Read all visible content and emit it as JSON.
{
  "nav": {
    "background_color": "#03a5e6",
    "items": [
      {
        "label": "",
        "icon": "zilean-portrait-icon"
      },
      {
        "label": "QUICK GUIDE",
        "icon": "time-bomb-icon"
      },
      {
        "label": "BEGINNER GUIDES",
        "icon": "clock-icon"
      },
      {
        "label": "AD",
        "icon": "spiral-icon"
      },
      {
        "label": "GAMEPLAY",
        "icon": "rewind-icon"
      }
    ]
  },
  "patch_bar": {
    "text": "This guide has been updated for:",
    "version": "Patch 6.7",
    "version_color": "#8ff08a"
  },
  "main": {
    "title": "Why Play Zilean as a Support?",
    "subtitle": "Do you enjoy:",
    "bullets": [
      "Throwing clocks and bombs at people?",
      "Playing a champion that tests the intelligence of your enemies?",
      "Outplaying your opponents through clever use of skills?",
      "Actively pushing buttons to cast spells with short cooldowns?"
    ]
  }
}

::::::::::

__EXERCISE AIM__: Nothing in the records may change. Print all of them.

__EXERCISE OUTPUT__:
Read all visible content and emit it as JSON.
{
  "nav": {
    "background_color": "#03a5e6",
    "items": [
      {
        "label": "",
        "icon": "zilean-portrait-icon"
      },
      {
        "label": "QUICK GUIDE",
        "icon": "time-bomb-icon"
      },
      {
        "label": "BEGINNER GUIDES",
        "icon": "clock-icon"
      },
      {
        "label": "AD",
        "icon": "spiral-icon"
      },
      {
        "label": "GAMEPLAY",
        "icon": "rewind-icon"
      }
    ]
  },
  "patch_bar": {
    "text": "This guide has been updated for:",
    "version": "Patch 6.7",
    "version_color": "#8ff08a"
  },
  "main": {
    "title": "Why Play Zilean as a Support?",
    "subtitle": "Do you enjoy:",
    "bullets": [
      "Throwing clocks and bombs at people?",
      "Playing a champion that tests the intelligence of your enemies?",
      "Outplaying your opponents through clever use of skills?",
      "Actively pushing buttons to cast spells with short cooldowns?"
    ]
  }
}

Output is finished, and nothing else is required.